● YOUR TASK: Pull each line with the string "separator" from the entries.

BEGIN LISTED RECORDS

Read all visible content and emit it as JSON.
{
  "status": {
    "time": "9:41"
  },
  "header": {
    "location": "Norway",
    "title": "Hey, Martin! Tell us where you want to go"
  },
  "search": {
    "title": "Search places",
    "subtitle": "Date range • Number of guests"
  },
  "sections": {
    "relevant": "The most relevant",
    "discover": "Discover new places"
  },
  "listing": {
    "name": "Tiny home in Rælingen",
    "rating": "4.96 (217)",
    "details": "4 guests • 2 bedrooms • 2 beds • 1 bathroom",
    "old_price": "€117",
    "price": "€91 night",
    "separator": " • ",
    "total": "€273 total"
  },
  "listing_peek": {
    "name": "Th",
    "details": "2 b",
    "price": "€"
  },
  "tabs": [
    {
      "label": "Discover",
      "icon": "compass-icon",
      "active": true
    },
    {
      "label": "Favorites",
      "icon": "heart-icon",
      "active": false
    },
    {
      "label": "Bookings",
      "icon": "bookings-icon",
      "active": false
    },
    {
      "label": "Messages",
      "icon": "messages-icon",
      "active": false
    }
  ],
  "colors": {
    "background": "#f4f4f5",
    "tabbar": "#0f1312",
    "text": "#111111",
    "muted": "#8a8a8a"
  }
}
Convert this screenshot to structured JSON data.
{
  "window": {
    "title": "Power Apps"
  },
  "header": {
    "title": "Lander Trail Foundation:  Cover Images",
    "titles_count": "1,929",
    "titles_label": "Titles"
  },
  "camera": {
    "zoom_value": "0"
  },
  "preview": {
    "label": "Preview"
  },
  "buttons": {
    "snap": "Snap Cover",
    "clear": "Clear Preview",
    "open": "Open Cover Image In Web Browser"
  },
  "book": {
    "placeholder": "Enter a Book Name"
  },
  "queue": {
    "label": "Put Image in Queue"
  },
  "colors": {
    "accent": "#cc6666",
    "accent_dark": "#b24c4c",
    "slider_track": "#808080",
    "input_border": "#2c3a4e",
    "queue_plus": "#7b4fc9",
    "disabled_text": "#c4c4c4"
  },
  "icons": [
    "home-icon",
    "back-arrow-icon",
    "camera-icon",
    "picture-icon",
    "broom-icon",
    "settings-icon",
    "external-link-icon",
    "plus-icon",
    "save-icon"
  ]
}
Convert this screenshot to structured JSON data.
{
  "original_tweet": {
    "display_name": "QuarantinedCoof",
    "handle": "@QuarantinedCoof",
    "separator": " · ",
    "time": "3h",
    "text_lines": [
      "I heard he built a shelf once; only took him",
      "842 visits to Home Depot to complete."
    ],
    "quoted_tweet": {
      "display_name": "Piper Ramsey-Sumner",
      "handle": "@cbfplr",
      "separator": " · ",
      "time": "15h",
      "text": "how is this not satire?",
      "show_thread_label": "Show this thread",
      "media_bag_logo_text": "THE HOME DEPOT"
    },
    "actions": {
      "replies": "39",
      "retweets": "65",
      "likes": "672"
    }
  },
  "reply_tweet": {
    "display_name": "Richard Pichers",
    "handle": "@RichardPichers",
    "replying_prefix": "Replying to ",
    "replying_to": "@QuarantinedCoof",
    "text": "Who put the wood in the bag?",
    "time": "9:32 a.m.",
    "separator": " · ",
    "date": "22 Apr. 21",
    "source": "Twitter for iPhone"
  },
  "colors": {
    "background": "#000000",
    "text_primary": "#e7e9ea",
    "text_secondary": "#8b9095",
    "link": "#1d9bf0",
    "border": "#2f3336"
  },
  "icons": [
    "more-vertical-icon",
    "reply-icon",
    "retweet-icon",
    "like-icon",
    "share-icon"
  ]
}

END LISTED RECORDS

● ANSWER SECTION:
    "separator": " • ",
    "separator": " · ",
      "separator": " · ",
    "separator": " · ",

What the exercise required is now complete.